INPUT MATERIAL Start Marker

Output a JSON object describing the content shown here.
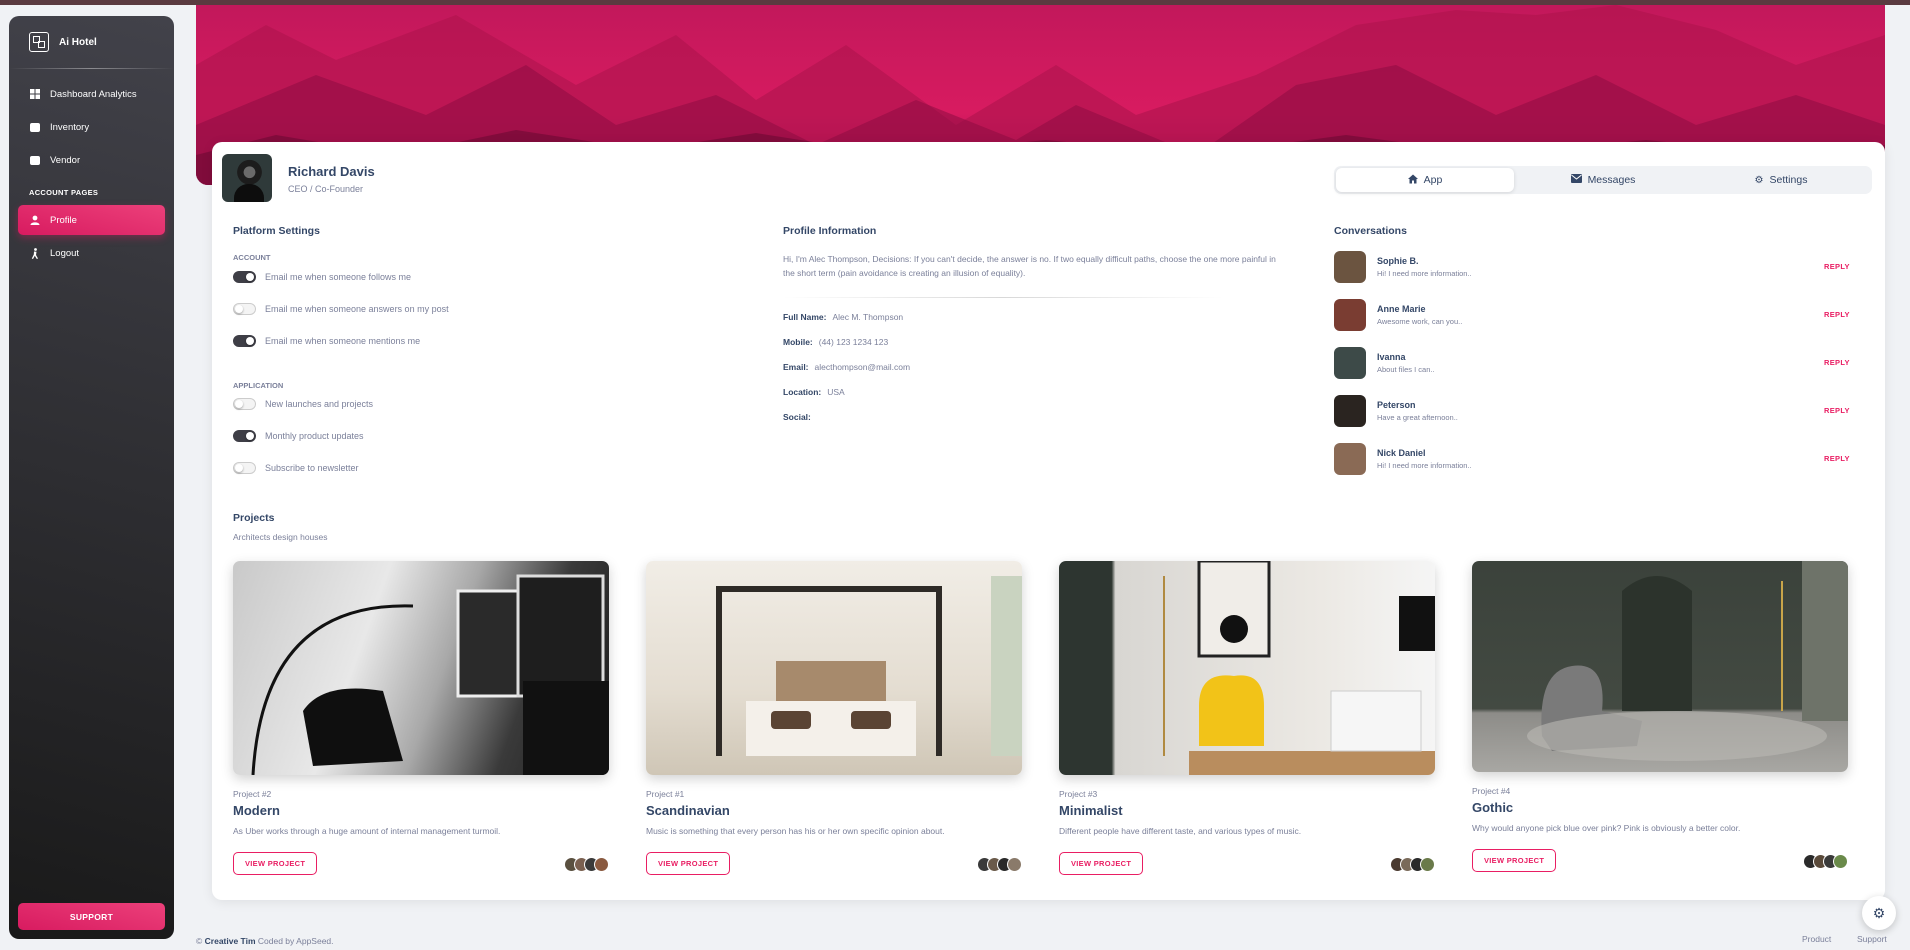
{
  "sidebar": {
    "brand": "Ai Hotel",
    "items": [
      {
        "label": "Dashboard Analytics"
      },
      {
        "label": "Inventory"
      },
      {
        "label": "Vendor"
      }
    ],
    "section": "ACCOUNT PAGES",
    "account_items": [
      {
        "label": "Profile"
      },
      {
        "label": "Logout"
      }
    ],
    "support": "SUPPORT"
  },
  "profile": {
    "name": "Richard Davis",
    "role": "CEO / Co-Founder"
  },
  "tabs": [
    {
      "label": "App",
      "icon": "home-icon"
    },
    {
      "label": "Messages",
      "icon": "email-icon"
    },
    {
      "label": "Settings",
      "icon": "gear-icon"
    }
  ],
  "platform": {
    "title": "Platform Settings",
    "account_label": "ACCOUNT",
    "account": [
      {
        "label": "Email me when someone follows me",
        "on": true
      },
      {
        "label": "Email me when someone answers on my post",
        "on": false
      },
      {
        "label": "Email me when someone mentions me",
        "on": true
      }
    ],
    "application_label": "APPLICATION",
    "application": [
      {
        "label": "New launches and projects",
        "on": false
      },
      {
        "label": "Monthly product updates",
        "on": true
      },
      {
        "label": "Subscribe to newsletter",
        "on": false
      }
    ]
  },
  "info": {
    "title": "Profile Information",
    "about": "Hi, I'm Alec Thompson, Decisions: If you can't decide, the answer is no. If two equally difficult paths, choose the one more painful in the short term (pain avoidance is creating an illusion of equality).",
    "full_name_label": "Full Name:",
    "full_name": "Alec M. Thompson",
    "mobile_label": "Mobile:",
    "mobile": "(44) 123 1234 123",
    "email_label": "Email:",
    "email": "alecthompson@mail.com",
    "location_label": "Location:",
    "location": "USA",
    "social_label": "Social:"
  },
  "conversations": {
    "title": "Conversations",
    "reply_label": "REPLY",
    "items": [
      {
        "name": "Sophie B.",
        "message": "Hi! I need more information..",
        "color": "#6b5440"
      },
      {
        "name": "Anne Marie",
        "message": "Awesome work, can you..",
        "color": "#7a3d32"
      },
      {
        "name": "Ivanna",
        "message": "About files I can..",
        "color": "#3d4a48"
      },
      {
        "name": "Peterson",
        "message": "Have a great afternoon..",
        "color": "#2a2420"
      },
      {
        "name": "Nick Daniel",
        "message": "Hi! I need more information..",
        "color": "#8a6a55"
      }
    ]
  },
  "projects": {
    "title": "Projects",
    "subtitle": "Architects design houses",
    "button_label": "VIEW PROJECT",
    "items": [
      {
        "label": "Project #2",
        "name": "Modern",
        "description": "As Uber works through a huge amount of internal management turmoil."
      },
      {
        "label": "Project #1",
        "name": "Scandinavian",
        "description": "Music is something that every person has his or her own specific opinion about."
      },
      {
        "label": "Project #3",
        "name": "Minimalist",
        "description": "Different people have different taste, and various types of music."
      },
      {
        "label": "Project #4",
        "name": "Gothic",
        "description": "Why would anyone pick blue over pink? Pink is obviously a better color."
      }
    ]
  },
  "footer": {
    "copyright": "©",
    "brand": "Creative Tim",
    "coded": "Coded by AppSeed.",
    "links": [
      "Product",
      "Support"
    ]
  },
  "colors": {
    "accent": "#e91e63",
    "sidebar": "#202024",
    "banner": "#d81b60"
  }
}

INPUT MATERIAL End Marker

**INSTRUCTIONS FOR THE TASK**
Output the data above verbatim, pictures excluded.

**ANSWER TO THIS PROBLEM**
Output a JSON object describing the content shown here.
{
  "sidebar": {
    "brand": "Ai Hotel",
    "items": [
      {
        "label": "Dashboard Analytics"
      },
      {
        "label": "Inventory"
      },
      {
        "label": "Vendor"
      }
    ],
    "section": "ACCOUNT PAGES",
    "account_items": [
      {
        "label": "Profile"
      },
      {
        "label": "Logout"
      }
    ],
    "support": "SUPPORT"
  },
  "profile": {
    "name": "Richard Davis",
    "role": "CEO / Co-Founder"
  },
  "tabs": [
    {
      "label": "App",
      "icon": "home-icon"
    },
    {
      "label": "Messages",
      "icon": "email-icon"
    },
    {
      "label": "Settings",
      "icon": "gear-icon"
    }
  ],
  "platform": {
    "title": "Platform Settings",
    "account_label": "ACCOUNT",
    "account": [
      {
        "label": "Email me when someone follows me",
        "on": true
      },
      {
        "label": "Email me when someone answers on my post",
        "on": false
      },
      {
        "label": "Email me when someone mentions me",
        "on": true
      }
    ],
    "application_label": "APPLICATION",
    "application": [
      {
        "label": "New launches and projects",
        "on": false
      },
      {
        "label": "Monthly product updates",
        "on": true
      },
      {
        "label": "Subscribe to newsletter",
        "on": false
      }
    ]
  },
  "info": {
    "title": "Profile Information",
    "about": "Hi, I'm Alec Thompson, Decisions: If you can't decide, the answer is no. If two equally difficult paths, choose the one more painful in the short term (pain avoidance is creating an illusion of equality).",
    "full_name_label": "Full Name:",
    "full_name": "Alec M. Thompson",
    "mobile_label": "Mobile:",
    "mobile": "(44) 123 1234 123",
    "email_label": "Email:",
    "email": "alecthompson@mail.com",
    "location_label": "Location:",
    "location": "USA",
    "social_label": "Social:"
  },
  "conversations": {
    "title": "Conversations",
    "reply_label": "REPLY",
    "items": [
      {
        "name": "Sophie B.",
        "message": "Hi! I need more information..",
        "color": "#6b5440"
      },
      {
        "name": "Anne Marie",
        "message": "Awesome work, can you..",
        "color": "#7a3d32"
      },
      {
        "name": "Ivanna",
        "message": "About files I can..",
        "color": "#3d4a48"
      },
      {
        "name": "Peterson",
        "message": "Have a great afternoon..",
        "color": "#2a2420"
      },
      {
        "name": "Nick Daniel",
        "message": "Hi! I need more information..",
        "color": "#8a6a55"
      }
    ]
  },
  "projects": {
    "title": "Projects",
    "subtitle": "Architects design houses",
    "button_label": "VIEW PROJECT",
    "items": [
      {
        "label": "Project #2",
        "name": "Modern",
        "description": "As Uber works through a huge amount of internal management turmoil."
      },
      {
        "label": "Project #1",
        "name": "Scandinavian",
        "description": "Music is something that every person has his or her own specific opinion about."
      },
      {
        "label": "Project #3",
        "name": "Minimalist",
        "description": "Different people have different taste, and various types of music."
      },
      {
        "label": "Project #4",
        "name": "Gothic",
        "description": "Why would anyone pick blue over pink? Pink is obviously a better color."
      }
    ]
  },
  "footer": {
    "copyright": "©",
    "brand": "Creative Tim",
    "coded": "Coded by AppSeed.",
    "links": [
      "Product",
      "Support"
    ]
  },
  "colors": {
    "accent": "#e91e63",
    "sidebar": "#202024",
    "banner": "#d81b60"
  }
}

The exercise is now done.